Intuition behind the Technique

Let f:ZRf : \mathbb{Z} \to \mathbb{R} be a convex function. If we plot a convex function, the graph looks like the bottom half of a convex polygon


Computing mink(f(k)λk)\min_k (f(k) - \lambda k) corresponds to finding a lower tangent with slope kk to this graph / polygon.


We can also see this mathematically. As \kopt\kopt is the optimial kk, we have

f(\kopt)λ\koptf(\kopt+1)λ(\kopt+1)f(\kopt) - \lambda \kopt \leq f(\kopt+1) - \lambda (\kopt+1)


λf(\kopt+1)f(\kopt)\lambda \leq f(\kopt+1) - f(\kopt)

Similarly, we have

f(\kopt)λ\koptf(\kopt+1)λ(\kopt+1)f(\kopt) - \lambda \kopt \leq f(\kopt+1) - \lambda (\kopt+1)


f(\kopt)f(\kopt1)λf(\kopt) - f(\kopt-1) \leq \lambda

The two equations

f(\kopt)f(\kopt1)λf(\kopt+1)f(\kopt)λ\begin{array}{rl} f(\kopt) - f(\kopt-1) &\leq \lambda\\ f(\kopt+1) - f(\kopt) &\geq \lambda \end{array}

tell us that the “slope” to the left of \kopt\kopt is at most λ\lambda and the “slope” to the right of \kopt\kopt is at least λ\lambda.
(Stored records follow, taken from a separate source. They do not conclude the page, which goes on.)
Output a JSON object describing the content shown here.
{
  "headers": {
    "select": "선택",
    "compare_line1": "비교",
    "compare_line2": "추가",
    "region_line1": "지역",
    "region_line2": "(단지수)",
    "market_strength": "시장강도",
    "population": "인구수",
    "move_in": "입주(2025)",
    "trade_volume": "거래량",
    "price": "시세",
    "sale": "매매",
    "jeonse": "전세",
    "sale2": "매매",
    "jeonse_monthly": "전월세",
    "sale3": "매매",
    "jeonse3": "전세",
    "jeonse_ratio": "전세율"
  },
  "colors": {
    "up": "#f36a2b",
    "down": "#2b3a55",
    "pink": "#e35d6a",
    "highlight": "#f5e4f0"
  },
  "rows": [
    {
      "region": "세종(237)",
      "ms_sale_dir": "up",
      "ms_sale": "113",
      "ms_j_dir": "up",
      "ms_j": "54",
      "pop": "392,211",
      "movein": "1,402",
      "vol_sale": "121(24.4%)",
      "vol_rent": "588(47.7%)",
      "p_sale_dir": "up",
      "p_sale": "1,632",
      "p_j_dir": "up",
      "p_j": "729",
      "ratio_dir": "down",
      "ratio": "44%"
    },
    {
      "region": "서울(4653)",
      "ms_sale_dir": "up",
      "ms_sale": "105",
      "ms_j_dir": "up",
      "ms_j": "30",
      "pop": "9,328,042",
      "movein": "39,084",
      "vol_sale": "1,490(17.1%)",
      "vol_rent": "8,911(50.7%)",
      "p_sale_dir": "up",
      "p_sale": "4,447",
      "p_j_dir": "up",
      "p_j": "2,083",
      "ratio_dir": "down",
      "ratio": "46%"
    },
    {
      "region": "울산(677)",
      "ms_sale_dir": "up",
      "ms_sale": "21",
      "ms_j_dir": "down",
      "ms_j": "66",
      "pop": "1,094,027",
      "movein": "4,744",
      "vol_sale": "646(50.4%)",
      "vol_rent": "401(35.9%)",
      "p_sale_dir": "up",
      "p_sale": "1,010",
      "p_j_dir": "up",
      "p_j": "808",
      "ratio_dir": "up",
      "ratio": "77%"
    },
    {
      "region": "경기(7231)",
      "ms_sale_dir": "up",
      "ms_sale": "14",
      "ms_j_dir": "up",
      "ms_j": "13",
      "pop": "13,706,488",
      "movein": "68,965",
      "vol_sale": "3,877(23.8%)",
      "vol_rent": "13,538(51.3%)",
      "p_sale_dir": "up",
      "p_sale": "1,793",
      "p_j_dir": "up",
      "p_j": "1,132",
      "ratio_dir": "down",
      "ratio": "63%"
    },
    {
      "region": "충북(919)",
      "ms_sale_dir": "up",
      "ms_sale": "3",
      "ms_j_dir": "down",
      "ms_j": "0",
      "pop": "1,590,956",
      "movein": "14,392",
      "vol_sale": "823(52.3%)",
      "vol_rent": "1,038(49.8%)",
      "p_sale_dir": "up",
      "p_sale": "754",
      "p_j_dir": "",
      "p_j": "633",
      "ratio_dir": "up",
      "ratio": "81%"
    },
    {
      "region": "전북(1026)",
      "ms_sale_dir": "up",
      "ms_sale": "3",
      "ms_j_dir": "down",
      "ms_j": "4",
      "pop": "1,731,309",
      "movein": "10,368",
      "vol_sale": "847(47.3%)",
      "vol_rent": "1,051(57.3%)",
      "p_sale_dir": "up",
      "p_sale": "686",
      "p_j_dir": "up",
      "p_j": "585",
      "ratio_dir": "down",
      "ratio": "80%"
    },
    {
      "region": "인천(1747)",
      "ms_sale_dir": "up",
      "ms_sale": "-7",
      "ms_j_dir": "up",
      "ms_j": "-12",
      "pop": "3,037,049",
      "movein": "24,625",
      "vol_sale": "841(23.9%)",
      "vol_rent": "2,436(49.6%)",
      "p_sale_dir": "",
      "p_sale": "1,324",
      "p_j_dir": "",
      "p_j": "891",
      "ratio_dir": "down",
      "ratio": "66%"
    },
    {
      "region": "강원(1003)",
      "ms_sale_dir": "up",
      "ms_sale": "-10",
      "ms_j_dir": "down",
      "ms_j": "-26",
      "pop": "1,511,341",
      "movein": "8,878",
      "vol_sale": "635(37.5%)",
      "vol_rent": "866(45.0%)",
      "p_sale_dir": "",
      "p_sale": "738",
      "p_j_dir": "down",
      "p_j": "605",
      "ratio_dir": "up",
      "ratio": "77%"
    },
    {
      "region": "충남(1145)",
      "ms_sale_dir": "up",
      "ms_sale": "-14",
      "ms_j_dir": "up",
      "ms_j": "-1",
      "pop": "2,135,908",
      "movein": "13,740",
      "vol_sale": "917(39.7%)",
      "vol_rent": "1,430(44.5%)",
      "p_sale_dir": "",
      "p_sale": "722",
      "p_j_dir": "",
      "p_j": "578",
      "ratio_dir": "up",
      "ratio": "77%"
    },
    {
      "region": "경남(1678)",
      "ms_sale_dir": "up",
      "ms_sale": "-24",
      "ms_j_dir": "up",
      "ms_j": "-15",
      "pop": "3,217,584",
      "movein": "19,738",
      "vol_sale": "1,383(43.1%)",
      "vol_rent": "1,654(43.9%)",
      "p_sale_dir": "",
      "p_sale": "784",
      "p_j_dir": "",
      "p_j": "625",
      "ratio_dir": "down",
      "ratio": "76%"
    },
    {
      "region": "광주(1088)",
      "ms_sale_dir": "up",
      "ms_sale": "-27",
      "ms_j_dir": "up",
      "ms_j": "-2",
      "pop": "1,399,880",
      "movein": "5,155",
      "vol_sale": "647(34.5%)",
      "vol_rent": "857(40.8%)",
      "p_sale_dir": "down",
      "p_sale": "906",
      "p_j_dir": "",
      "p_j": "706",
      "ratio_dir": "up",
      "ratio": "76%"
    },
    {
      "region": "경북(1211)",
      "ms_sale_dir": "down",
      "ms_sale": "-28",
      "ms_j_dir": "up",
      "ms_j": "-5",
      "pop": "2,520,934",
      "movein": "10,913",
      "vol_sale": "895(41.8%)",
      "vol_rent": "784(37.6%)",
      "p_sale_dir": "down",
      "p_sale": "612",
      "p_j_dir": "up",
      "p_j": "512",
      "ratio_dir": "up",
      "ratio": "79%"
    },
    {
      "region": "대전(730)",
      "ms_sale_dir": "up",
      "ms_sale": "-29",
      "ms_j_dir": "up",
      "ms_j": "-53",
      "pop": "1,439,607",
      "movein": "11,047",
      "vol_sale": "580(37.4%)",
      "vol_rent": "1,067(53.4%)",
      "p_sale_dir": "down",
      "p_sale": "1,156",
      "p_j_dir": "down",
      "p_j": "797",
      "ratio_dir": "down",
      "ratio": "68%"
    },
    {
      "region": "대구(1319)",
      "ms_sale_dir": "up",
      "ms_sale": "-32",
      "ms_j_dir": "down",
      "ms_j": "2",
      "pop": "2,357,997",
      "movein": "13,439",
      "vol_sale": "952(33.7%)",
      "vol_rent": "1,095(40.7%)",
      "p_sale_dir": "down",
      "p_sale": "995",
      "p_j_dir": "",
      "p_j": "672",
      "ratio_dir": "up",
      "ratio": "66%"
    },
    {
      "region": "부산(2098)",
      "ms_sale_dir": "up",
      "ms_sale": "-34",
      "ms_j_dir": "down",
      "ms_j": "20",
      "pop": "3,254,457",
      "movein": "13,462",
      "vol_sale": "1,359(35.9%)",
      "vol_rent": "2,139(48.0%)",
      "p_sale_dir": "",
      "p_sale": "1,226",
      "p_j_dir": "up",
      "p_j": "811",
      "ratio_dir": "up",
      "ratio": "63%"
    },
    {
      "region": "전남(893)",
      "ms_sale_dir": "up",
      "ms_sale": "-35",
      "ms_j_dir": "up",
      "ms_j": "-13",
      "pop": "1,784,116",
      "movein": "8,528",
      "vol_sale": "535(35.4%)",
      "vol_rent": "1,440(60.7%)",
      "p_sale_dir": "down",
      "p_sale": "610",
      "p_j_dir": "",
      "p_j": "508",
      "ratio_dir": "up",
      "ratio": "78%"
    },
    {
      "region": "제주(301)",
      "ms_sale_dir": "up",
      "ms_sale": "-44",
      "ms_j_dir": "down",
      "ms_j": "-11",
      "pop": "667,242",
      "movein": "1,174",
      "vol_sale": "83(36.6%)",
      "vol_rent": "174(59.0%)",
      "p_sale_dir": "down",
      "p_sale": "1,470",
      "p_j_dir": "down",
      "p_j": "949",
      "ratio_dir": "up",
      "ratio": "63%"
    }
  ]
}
Hence the line with slope λ\lambda at (\kopt,f(\kopt))(\kopt, f(\kopt)) is a tangent.

As ff is convex, the “slope” f(k+1)f(k)f(k+1) - f(k) is non-decrasing in kk, hence higher values of λ\lambda will lead to higher values of \kopt\kopt.



For (2), just interpolate linearly between the integer values of f. This will look something like this


Our interpolated function has corners, but we can still find the point (or segment in the case of the green line) where a line gg with slope λ\lambda touches ff. Once again, increasing the slope of the line will make us find points further to the right, so we can binary search for λ\lambda. The green line covers the one corner case we have to handle: If we’re looking for point CC or DD (i.e. k=3k = 3 or k=4k = 4), then we might only find BB and EE (i.e. we skip from k=2k=2 to k=5k=5). In the picture, we see that in this case we just linearly interpolate between BB and EE.


To efficiently implement the Alien trick, we want to do everything with integers. Hence we will only use λR\lambda \in \mathbb{R}.